When the word "Please" shows up in a line of the data below, copy that whole line.
※ ※ ※
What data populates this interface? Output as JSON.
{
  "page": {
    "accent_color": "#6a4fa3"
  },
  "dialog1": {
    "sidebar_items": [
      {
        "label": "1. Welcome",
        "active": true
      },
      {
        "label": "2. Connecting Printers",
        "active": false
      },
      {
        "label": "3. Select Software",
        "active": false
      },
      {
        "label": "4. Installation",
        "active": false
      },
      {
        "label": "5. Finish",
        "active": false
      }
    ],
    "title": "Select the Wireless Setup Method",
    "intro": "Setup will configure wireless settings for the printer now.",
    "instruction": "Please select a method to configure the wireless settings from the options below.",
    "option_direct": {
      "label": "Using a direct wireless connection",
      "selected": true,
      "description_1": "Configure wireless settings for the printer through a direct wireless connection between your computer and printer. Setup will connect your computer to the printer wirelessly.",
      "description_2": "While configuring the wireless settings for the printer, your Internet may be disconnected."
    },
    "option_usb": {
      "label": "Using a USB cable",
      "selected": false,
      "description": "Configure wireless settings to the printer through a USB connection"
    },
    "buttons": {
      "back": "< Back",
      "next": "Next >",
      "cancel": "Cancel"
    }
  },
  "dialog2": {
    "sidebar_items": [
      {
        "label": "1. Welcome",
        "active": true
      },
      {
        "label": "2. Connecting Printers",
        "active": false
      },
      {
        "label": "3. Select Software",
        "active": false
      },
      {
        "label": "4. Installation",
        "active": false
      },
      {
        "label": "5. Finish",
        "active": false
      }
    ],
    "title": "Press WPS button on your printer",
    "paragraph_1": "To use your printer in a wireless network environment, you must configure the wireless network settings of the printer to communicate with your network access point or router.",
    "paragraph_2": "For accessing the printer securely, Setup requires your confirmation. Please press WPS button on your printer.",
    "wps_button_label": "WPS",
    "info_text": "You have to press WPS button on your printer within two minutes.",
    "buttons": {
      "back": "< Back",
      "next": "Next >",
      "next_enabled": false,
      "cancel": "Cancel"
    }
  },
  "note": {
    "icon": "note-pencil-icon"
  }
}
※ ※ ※
● Worked solution
    "instruction": "Please select a method to configure the wireless settings from the options below.",
    "paragraph_2": "For accessing the printer securely, Setup requires your confirmation. Please press WPS button on your printer.",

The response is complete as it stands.